Data records
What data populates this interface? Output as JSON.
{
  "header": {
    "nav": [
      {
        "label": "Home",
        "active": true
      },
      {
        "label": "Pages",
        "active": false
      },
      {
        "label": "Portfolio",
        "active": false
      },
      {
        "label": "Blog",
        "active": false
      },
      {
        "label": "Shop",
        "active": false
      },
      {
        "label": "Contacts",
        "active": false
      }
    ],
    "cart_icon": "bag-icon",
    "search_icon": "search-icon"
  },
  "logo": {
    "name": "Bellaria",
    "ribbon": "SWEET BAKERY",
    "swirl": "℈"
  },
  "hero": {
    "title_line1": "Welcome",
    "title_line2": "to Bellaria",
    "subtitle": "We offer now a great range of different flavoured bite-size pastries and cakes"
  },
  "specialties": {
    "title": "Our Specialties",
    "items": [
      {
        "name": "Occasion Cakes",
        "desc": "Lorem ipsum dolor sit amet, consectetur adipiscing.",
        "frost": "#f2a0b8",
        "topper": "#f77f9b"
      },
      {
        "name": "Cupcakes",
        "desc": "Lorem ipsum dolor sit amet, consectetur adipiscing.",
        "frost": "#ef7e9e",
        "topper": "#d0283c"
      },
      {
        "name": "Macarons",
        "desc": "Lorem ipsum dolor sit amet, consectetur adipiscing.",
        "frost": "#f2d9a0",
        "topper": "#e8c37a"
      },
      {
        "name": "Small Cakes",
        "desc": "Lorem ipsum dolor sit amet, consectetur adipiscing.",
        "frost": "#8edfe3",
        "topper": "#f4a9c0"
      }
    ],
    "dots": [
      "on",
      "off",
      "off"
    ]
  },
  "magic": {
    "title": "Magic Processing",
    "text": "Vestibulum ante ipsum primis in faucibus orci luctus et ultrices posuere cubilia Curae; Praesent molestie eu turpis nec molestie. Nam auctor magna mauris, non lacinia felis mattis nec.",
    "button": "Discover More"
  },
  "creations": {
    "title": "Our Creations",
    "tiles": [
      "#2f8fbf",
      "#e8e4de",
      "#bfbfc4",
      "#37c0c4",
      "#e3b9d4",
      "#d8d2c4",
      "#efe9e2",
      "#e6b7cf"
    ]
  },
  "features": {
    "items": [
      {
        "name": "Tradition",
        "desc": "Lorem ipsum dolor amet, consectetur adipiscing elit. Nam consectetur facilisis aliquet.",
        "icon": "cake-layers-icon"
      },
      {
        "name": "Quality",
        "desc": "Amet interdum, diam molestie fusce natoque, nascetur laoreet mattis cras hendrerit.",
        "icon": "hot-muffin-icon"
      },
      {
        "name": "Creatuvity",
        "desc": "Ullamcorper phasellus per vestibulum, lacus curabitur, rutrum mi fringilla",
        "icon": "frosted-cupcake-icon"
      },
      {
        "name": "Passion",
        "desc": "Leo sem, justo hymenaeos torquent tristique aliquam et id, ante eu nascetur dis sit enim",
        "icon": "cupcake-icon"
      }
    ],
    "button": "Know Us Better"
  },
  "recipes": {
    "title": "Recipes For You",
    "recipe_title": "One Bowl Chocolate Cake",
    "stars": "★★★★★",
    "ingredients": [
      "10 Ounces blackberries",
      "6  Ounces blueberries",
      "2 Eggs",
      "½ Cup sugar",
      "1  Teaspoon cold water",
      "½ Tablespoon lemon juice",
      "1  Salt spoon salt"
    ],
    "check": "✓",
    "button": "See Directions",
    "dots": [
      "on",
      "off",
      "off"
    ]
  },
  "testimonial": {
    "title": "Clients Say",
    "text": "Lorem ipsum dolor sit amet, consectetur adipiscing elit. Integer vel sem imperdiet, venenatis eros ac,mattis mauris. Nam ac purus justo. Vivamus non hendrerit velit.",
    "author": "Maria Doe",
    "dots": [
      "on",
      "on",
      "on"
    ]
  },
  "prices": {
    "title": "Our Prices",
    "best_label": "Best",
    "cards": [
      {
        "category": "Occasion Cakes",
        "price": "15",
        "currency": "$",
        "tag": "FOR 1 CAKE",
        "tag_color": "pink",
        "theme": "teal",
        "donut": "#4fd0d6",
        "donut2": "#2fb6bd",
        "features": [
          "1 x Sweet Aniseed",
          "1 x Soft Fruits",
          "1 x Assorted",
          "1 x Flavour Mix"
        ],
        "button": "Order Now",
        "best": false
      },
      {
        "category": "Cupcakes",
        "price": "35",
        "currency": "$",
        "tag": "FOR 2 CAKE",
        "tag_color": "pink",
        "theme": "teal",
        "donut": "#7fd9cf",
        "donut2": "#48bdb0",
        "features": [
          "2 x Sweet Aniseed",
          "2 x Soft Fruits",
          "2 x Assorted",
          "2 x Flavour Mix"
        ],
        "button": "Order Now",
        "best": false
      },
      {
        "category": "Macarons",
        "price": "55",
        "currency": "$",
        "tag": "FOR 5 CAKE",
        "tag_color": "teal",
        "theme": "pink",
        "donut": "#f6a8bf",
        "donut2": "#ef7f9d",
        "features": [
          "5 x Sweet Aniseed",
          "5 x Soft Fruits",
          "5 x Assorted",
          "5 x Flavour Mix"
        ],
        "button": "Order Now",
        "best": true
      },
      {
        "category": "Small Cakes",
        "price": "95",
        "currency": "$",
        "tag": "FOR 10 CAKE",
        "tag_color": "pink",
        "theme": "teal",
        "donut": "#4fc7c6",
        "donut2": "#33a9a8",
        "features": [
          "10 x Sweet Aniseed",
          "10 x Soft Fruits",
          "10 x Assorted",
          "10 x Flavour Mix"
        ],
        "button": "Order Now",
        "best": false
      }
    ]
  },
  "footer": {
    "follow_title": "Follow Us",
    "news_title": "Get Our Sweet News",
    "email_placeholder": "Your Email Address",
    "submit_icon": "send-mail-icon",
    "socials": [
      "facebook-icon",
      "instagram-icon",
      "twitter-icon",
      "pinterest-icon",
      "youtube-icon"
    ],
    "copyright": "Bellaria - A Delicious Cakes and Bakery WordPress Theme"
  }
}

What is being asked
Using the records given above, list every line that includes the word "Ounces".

Response box
      "10 Ounces blackberries",
      "6  Ounces blueberries",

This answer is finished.